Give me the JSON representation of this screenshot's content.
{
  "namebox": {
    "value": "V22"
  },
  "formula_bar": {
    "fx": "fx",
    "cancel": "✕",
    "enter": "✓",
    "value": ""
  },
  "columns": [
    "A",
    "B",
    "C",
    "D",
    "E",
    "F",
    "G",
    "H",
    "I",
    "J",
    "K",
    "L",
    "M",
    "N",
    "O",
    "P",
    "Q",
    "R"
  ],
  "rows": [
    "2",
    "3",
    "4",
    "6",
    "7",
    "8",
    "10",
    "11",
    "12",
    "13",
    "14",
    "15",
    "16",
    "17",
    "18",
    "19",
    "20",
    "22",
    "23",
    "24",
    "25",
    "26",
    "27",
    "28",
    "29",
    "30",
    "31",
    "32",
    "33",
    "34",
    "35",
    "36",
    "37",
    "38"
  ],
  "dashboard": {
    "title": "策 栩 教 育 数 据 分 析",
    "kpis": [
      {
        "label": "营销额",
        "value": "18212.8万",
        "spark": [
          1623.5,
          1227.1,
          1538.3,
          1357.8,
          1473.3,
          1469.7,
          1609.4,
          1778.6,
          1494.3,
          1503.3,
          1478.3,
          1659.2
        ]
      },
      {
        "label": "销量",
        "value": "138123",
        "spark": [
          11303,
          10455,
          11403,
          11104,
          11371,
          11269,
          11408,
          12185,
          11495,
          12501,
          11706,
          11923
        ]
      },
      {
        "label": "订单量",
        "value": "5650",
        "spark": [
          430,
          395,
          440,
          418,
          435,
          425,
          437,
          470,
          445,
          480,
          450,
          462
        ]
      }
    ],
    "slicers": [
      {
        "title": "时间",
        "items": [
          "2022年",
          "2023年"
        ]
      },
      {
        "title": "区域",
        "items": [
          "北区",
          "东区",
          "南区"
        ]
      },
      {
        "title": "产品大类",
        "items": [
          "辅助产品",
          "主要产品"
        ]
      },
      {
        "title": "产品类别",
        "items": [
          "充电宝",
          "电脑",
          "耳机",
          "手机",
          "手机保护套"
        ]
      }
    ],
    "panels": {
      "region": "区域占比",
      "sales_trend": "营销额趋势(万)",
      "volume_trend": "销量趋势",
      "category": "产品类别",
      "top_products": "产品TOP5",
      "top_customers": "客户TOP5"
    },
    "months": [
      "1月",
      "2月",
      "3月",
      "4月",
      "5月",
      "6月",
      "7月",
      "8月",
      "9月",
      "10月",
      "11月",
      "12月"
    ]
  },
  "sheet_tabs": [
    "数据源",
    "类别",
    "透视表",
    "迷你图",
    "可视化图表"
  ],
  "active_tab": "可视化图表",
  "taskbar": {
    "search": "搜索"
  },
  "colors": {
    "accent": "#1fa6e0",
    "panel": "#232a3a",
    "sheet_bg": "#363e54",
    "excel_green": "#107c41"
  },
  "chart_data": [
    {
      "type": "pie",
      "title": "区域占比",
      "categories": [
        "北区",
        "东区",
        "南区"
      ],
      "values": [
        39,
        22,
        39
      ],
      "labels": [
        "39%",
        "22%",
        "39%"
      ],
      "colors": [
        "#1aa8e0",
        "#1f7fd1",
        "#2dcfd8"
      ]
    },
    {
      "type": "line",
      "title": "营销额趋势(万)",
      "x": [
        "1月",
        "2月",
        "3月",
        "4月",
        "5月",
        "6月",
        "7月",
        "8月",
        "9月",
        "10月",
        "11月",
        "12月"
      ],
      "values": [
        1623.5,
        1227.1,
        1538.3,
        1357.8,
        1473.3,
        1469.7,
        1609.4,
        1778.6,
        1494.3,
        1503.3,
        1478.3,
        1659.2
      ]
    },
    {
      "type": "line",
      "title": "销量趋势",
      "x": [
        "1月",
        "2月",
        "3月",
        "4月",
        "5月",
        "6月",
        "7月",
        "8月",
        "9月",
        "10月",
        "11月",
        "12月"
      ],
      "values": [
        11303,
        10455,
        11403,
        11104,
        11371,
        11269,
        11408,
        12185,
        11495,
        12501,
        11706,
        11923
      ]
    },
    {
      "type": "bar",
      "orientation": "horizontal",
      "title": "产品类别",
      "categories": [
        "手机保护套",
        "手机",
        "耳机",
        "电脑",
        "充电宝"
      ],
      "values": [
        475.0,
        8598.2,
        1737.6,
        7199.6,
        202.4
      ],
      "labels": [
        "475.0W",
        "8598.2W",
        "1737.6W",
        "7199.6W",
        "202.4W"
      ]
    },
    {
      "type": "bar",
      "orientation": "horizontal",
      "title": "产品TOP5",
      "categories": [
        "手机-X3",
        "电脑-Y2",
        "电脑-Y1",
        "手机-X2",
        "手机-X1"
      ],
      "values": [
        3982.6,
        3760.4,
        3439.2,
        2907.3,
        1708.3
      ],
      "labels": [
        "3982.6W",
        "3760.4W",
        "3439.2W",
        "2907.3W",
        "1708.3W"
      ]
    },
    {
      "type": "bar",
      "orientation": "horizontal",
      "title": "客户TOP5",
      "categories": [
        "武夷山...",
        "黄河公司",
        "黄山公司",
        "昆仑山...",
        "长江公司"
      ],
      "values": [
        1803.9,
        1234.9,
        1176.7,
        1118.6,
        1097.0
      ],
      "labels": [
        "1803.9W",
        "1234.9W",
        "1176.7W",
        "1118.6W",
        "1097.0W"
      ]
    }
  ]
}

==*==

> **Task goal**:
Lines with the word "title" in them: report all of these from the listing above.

> **Task output**:
    "title": "策 栩 教 育 数 据 分 析",
        "title": "时间",
        "title": "区域",
        "title": "产品大类",
        "title": "产品类别",
      "title": "区域占比",
      "title": "营销额趋势(万)",
      "title": "销量趋势",
      "title": "产品类别",
      "title": "产品TOP5",
      "title": "客户TOP5",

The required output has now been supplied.